■ Your assignment
Which lines in the data below contain the word "title"? Copy each of them.

■ Exercise data
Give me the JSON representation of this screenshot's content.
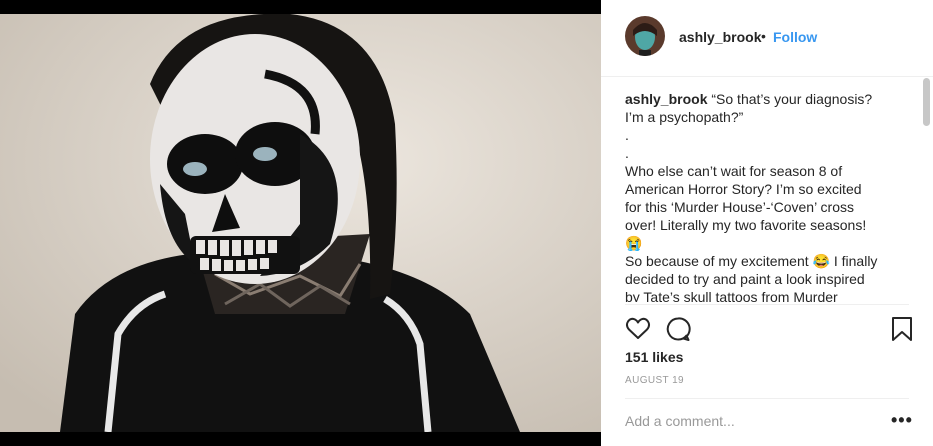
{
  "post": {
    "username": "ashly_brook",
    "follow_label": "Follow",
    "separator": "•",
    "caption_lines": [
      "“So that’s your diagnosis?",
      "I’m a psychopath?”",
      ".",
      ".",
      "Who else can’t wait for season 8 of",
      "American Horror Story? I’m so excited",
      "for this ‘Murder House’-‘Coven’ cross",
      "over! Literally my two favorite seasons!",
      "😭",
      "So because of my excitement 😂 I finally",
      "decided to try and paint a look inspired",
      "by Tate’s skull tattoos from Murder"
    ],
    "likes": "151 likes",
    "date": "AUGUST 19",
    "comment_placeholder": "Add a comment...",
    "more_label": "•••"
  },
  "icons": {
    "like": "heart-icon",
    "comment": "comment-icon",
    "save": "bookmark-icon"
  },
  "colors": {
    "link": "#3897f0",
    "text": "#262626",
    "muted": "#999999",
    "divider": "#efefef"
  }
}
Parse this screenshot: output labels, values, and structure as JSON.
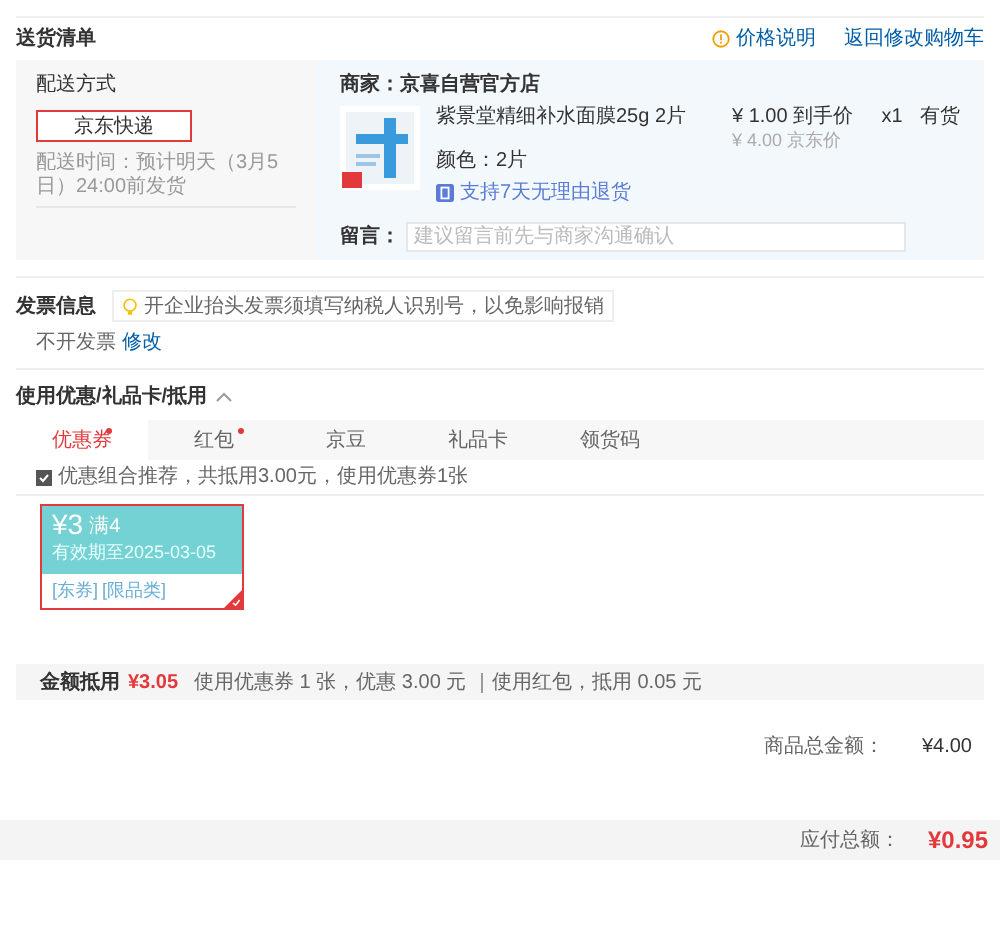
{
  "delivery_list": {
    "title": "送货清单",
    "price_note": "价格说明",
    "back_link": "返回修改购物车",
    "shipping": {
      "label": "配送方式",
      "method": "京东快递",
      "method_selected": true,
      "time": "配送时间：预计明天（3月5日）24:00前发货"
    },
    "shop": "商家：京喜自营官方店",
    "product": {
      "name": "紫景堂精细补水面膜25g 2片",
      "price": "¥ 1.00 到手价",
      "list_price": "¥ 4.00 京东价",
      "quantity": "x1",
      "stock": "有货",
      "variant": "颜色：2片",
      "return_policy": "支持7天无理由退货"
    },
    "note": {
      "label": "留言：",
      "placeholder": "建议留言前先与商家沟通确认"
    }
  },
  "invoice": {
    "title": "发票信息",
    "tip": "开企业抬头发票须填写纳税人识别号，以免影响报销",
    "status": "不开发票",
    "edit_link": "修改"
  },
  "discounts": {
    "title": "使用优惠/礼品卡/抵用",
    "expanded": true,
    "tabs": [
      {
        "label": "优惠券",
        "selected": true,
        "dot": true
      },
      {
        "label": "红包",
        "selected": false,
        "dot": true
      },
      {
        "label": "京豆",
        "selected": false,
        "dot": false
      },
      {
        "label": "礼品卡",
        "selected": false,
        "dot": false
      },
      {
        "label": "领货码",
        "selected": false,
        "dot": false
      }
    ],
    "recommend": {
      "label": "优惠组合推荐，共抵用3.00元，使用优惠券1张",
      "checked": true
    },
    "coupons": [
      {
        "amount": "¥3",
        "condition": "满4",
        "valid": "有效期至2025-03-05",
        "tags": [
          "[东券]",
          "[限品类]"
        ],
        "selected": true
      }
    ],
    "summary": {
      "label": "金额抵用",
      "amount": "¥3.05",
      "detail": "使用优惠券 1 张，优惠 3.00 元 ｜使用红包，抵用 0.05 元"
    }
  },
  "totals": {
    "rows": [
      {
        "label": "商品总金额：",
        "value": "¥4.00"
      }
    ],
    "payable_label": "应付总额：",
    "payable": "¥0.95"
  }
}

■ Solution to the exercise
    "title": "送货清单",
    "title": "发票信息",
    "title": "使用优惠/礼品卡/抵用",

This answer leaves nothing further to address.